-------- EXCERPTED RECORDS

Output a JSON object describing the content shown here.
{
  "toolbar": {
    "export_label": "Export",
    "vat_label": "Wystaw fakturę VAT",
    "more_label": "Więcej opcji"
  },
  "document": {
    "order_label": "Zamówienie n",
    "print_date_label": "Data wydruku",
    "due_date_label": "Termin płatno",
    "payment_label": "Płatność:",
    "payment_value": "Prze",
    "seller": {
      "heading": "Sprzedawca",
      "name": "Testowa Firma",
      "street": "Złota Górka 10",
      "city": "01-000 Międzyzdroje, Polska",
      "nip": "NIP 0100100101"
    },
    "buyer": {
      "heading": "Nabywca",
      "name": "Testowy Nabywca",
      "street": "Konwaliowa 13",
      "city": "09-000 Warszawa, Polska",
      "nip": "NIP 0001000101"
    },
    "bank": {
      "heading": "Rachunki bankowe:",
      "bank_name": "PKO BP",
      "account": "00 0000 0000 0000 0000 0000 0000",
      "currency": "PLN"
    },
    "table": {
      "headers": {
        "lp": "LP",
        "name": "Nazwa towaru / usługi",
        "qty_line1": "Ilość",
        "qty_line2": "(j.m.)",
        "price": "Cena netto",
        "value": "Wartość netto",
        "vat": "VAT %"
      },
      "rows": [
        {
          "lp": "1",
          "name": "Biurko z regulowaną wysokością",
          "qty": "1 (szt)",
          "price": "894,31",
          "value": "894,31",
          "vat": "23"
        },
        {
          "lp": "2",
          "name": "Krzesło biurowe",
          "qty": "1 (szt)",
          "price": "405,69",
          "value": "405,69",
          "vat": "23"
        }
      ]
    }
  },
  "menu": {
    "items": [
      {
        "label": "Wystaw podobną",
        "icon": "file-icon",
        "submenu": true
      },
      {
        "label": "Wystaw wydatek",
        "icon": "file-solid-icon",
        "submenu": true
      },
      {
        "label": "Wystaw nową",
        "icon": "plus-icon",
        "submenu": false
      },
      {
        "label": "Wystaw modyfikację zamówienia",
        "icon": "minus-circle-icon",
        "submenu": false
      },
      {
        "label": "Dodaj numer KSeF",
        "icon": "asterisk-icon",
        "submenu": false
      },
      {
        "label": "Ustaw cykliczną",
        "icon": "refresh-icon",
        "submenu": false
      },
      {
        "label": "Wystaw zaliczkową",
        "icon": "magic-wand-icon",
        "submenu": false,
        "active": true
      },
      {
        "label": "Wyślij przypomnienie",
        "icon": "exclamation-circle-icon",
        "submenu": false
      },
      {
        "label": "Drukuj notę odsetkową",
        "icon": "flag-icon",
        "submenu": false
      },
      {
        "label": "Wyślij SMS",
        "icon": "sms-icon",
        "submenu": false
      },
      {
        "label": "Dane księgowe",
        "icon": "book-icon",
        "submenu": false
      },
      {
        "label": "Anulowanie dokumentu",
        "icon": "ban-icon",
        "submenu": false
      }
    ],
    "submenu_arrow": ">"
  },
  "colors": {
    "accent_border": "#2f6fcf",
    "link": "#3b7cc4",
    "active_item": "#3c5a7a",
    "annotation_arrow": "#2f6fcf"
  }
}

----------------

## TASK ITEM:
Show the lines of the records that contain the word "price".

## EXERCISE RESPONSE:
        "price": "Cena netto",
          "price": "894,31",
          "price": "405,69",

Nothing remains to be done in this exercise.